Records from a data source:
# # # # # # #

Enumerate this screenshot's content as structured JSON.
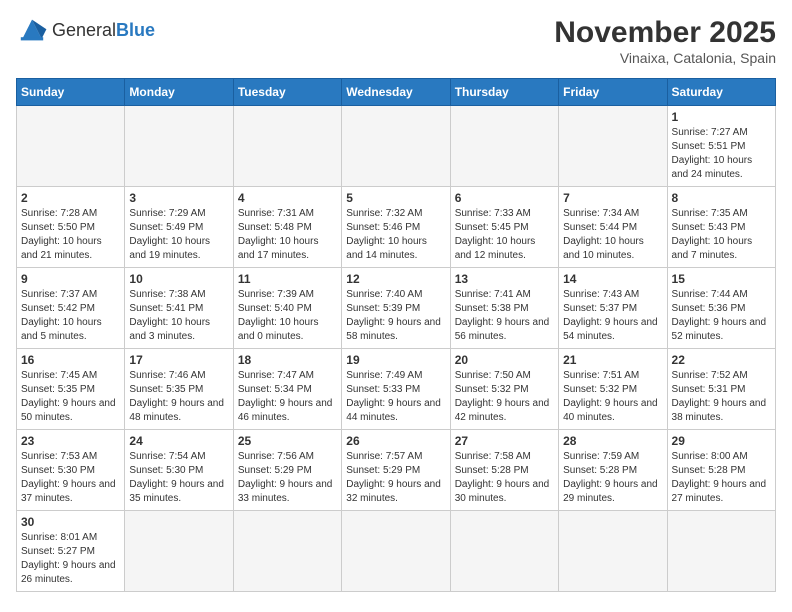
{
  "header": {
    "logo_general": "General",
    "logo_blue": "Blue",
    "title": "November 2025",
    "location": "Vinaixa, Catalonia, Spain"
  },
  "days_of_week": [
    "Sunday",
    "Monday",
    "Tuesday",
    "Wednesday",
    "Thursday",
    "Friday",
    "Saturday"
  ],
  "weeks": [
    [
      {
        "day": "",
        "info": "",
        "empty": true
      },
      {
        "day": "",
        "info": "",
        "empty": true
      },
      {
        "day": "",
        "info": "",
        "empty": true
      },
      {
        "day": "",
        "info": "",
        "empty": true
      },
      {
        "day": "",
        "info": "",
        "empty": true
      },
      {
        "day": "",
        "info": "",
        "empty": true
      },
      {
        "day": "1",
        "info": "Sunrise: 7:27 AM\nSunset: 5:51 PM\nDaylight: 10 hours and 24 minutes."
      }
    ],
    [
      {
        "day": "2",
        "info": "Sunrise: 7:28 AM\nSunset: 5:50 PM\nDaylight: 10 hours and 21 minutes."
      },
      {
        "day": "3",
        "info": "Sunrise: 7:29 AM\nSunset: 5:49 PM\nDaylight: 10 hours and 19 minutes."
      },
      {
        "day": "4",
        "info": "Sunrise: 7:31 AM\nSunset: 5:48 PM\nDaylight: 10 hours and 17 minutes."
      },
      {
        "day": "5",
        "info": "Sunrise: 7:32 AM\nSunset: 5:46 PM\nDaylight: 10 hours and 14 minutes."
      },
      {
        "day": "6",
        "info": "Sunrise: 7:33 AM\nSunset: 5:45 PM\nDaylight: 10 hours and 12 minutes."
      },
      {
        "day": "7",
        "info": "Sunrise: 7:34 AM\nSunset: 5:44 PM\nDaylight: 10 hours and 10 minutes."
      },
      {
        "day": "8",
        "info": "Sunrise: 7:35 AM\nSunset: 5:43 PM\nDaylight: 10 hours and 7 minutes."
      }
    ],
    [
      {
        "day": "9",
        "info": "Sunrise: 7:37 AM\nSunset: 5:42 PM\nDaylight: 10 hours and 5 minutes."
      },
      {
        "day": "10",
        "info": "Sunrise: 7:38 AM\nSunset: 5:41 PM\nDaylight: 10 hours and 3 minutes."
      },
      {
        "day": "11",
        "info": "Sunrise: 7:39 AM\nSunset: 5:40 PM\nDaylight: 10 hours and 0 minutes."
      },
      {
        "day": "12",
        "info": "Sunrise: 7:40 AM\nSunset: 5:39 PM\nDaylight: 9 hours and 58 minutes."
      },
      {
        "day": "13",
        "info": "Sunrise: 7:41 AM\nSunset: 5:38 PM\nDaylight: 9 hours and 56 minutes."
      },
      {
        "day": "14",
        "info": "Sunrise: 7:43 AM\nSunset: 5:37 PM\nDaylight: 9 hours and 54 minutes."
      },
      {
        "day": "15",
        "info": "Sunrise: 7:44 AM\nSunset: 5:36 PM\nDaylight: 9 hours and 52 minutes."
      }
    ],
    [
      {
        "day": "16",
        "info": "Sunrise: 7:45 AM\nSunset: 5:35 PM\nDaylight: 9 hours and 50 minutes."
      },
      {
        "day": "17",
        "info": "Sunrise: 7:46 AM\nSunset: 5:35 PM\nDaylight: 9 hours and 48 minutes."
      },
      {
        "day": "18",
        "info": "Sunrise: 7:47 AM\nSunset: 5:34 PM\nDaylight: 9 hours and 46 minutes."
      },
      {
        "day": "19",
        "info": "Sunrise: 7:49 AM\nSunset: 5:33 PM\nDaylight: 9 hours and 44 minutes."
      },
      {
        "day": "20",
        "info": "Sunrise: 7:50 AM\nSunset: 5:32 PM\nDaylight: 9 hours and 42 minutes."
      },
      {
        "day": "21",
        "info": "Sunrise: 7:51 AM\nSunset: 5:32 PM\nDaylight: 9 hours and 40 minutes."
      },
      {
        "day": "22",
        "info": "Sunrise: 7:52 AM\nSunset: 5:31 PM\nDaylight: 9 hours and 38 minutes."
      }
    ],
    [
      {
        "day": "23",
        "info": "Sunrise: 7:53 AM\nSunset: 5:30 PM\nDaylight: 9 hours and 37 minutes."
      },
      {
        "day": "24",
        "info": "Sunrise: 7:54 AM\nSunset: 5:30 PM\nDaylight: 9 hours and 35 minutes."
      },
      {
        "day": "25",
        "info": "Sunrise: 7:56 AM\nSunset: 5:29 PM\nDaylight: 9 hours and 33 minutes."
      },
      {
        "day": "26",
        "info": "Sunrise: 7:57 AM\nSunset: 5:29 PM\nDaylight: 9 hours and 32 minutes."
      },
      {
        "day": "27",
        "info": "Sunrise: 7:58 AM\nSunset: 5:28 PM\nDaylight: 9 hours and 30 minutes."
      },
      {
        "day": "28",
        "info": "Sunrise: 7:59 AM\nSunset: 5:28 PM\nDaylight: 9 hours and 29 minutes."
      },
      {
        "day": "29",
        "info": "Sunrise: 8:00 AM\nSunset: 5:28 PM\nDaylight: 9 hours and 27 minutes."
      }
    ],
    [
      {
        "day": "30",
        "info": "Sunrise: 8:01 AM\nSunset: 5:27 PM\nDaylight: 9 hours and 26 minutes."
      },
      {
        "day": "",
        "info": "",
        "empty": true
      },
      {
        "day": "",
        "info": "",
        "empty": true
      },
      {
        "day": "",
        "info": "",
        "empty": true
      },
      {
        "day": "",
        "info": "",
        "empty": true
      },
      {
        "day": "",
        "info": "",
        "empty": true
      },
      {
        "day": "",
        "info": "",
        "empty": true
      }
    ]
  ]
}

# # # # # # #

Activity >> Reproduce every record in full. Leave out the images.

Answer >>
Enumerate this screenshot's content as structured JSON.
{
  "header": {
    "logo_general": "General",
    "logo_blue": "Blue",
    "title": "November 2025",
    "location": "Vinaixa, Catalonia, Spain"
  },
  "days_of_week": [
    "Sunday",
    "Monday",
    "Tuesday",
    "Wednesday",
    "Thursday",
    "Friday",
    "Saturday"
  ],
  "weeks": [
    [
      {
        "day": "",
        "info": "",
        "empty": true
      },
      {
        "day": "",
        "info": "",
        "empty": true
      },
      {
        "day": "",
        "info": "",
        "empty": true
      },
      {
        "day": "",
        "info": "",
        "empty": true
      },
      {
        "day": "",
        "info": "",
        "empty": true
      },
      {
        "day": "",
        "info": "",
        "empty": true
      },
      {
        "day": "1",
        "info": "Sunrise: 7:27 AM\nSunset: 5:51 PM\nDaylight: 10 hours and 24 minutes."
      }
    ],
    [
      {
        "day": "2",
        "info": "Sunrise: 7:28 AM\nSunset: 5:50 PM\nDaylight: 10 hours and 21 minutes."
      },
      {
        "day": "3",
        "info": "Sunrise: 7:29 AM\nSunset: 5:49 PM\nDaylight: 10 hours and 19 minutes."
      },
      {
        "day": "4",
        "info": "Sunrise: 7:31 AM\nSunset: 5:48 PM\nDaylight: 10 hours and 17 minutes."
      },
      {
        "day": "5",
        "info": "Sunrise: 7:32 AM\nSunset: 5:46 PM\nDaylight: 10 hours and 14 minutes."
      },
      {
        "day": "6",
        "info": "Sunrise: 7:33 AM\nSunset: 5:45 PM\nDaylight: 10 hours and 12 minutes."
      },
      {
        "day": "7",
        "info": "Sunrise: 7:34 AM\nSunset: 5:44 PM\nDaylight: 10 hours and 10 minutes."
      },
      {
        "day": "8",
        "info": "Sunrise: 7:35 AM\nSunset: 5:43 PM\nDaylight: 10 hours and 7 minutes."
      }
    ],
    [
      {
        "day": "9",
        "info": "Sunrise: 7:37 AM\nSunset: 5:42 PM\nDaylight: 10 hours and 5 minutes."
      },
      {
        "day": "10",
        "info": "Sunrise: 7:38 AM\nSunset: 5:41 PM\nDaylight: 10 hours and 3 minutes."
      },
      {
        "day": "11",
        "info": "Sunrise: 7:39 AM\nSunset: 5:40 PM\nDaylight: 10 hours and 0 minutes."
      },
      {
        "day": "12",
        "info": "Sunrise: 7:40 AM\nSunset: 5:39 PM\nDaylight: 9 hours and 58 minutes."
      },
      {
        "day": "13",
        "info": "Sunrise: 7:41 AM\nSunset: 5:38 PM\nDaylight: 9 hours and 56 minutes."
      },
      {
        "day": "14",
        "info": "Sunrise: 7:43 AM\nSunset: 5:37 PM\nDaylight: 9 hours and 54 minutes."
      },
      {
        "day": "15",
        "info": "Sunrise: 7:44 AM\nSunset: 5:36 PM\nDaylight: 9 hours and 52 minutes."
      }
    ],
    [
      {
        "day": "16",
        "info": "Sunrise: 7:45 AM\nSunset: 5:35 PM\nDaylight: 9 hours and 50 minutes."
      },
      {
        "day": "17",
        "info": "Sunrise: 7:46 AM\nSunset: 5:35 PM\nDaylight: 9 hours and 48 minutes."
      },
      {
        "day": "18",
        "info": "Sunrise: 7:47 AM\nSunset: 5:34 PM\nDaylight: 9 hours and 46 minutes."
      },
      {
        "day": "19",
        "info": "Sunrise: 7:49 AM\nSunset: 5:33 PM\nDaylight: 9 hours and 44 minutes."
      },
      {
        "day": "20",
        "info": "Sunrise: 7:50 AM\nSunset: 5:32 PM\nDaylight: 9 hours and 42 minutes."
      },
      {
        "day": "21",
        "info": "Sunrise: 7:51 AM\nSunset: 5:32 PM\nDaylight: 9 hours and 40 minutes."
      },
      {
        "day": "22",
        "info": "Sunrise: 7:52 AM\nSunset: 5:31 PM\nDaylight: 9 hours and 38 minutes."
      }
    ],
    [
      {
        "day": "23",
        "info": "Sunrise: 7:53 AM\nSunset: 5:30 PM\nDaylight: 9 hours and 37 minutes."
      },
      {
        "day": "24",
        "info": "Sunrise: 7:54 AM\nSunset: 5:30 PM\nDaylight: 9 hours and 35 minutes."
      },
      {
        "day": "25",
        "info": "Sunrise: 7:56 AM\nSunset: 5:29 PM\nDaylight: 9 hours and 33 minutes."
      },
      {
        "day": "26",
        "info": "Sunrise: 7:57 AM\nSunset: 5:29 PM\nDaylight: 9 hours and 32 minutes."
      },
      {
        "day": "27",
        "info": "Sunrise: 7:58 AM\nSunset: 5:28 PM\nDaylight: 9 hours and 30 minutes."
      },
      {
        "day": "28",
        "info": "Sunrise: 7:59 AM\nSunset: 5:28 PM\nDaylight: 9 hours and 29 minutes."
      },
      {
        "day": "29",
        "info": "Sunrise: 8:00 AM\nSunset: 5:28 PM\nDaylight: 9 hours and 27 minutes."
      }
    ],
    [
      {
        "day": "30",
        "info": "Sunrise: 8:01 AM\nSunset: 5:27 PM\nDaylight: 9 hours and 26 minutes."
      },
      {
        "day": "",
        "info": "",
        "empty": true
      },
      {
        "day": "",
        "info": "",
        "empty": true
      },
      {
        "day": "",
        "info": "",
        "empty": true
      },
      {
        "day": "",
        "info": "",
        "empty": true
      },
      {
        "day": "",
        "info": "",
        "empty": true
      },
      {
        "day": "",
        "info": "",
        "empty": true
      }
    ]
  ]
}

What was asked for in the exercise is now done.